▸ RECORDS TO PROCESS:

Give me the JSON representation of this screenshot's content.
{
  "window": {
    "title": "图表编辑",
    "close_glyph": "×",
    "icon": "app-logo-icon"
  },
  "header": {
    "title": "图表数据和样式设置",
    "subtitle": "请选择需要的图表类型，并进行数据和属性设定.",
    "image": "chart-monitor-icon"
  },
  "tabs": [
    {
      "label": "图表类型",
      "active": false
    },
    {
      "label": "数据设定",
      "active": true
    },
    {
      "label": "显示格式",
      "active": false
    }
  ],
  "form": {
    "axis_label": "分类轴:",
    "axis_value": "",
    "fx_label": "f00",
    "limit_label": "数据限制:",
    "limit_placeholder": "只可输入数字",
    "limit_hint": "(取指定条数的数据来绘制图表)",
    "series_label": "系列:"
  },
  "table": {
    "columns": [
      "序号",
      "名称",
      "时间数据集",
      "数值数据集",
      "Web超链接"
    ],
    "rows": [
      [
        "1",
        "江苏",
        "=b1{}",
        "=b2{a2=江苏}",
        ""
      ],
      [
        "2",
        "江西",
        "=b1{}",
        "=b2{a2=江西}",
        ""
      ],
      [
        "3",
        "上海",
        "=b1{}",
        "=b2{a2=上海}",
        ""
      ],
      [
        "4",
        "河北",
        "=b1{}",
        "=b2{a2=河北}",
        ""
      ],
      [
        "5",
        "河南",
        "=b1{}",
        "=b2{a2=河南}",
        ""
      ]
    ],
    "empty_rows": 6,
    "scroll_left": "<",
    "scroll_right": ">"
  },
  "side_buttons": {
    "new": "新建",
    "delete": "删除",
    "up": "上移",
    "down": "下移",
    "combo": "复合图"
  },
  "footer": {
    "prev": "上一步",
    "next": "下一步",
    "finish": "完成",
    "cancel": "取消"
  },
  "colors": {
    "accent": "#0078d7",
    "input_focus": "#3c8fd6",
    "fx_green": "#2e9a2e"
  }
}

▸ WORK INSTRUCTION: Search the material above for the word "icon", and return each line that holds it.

▸ RESPONSE AREA:
    "icon": "app-logo-icon"
    "image": "chart-monitor-icon"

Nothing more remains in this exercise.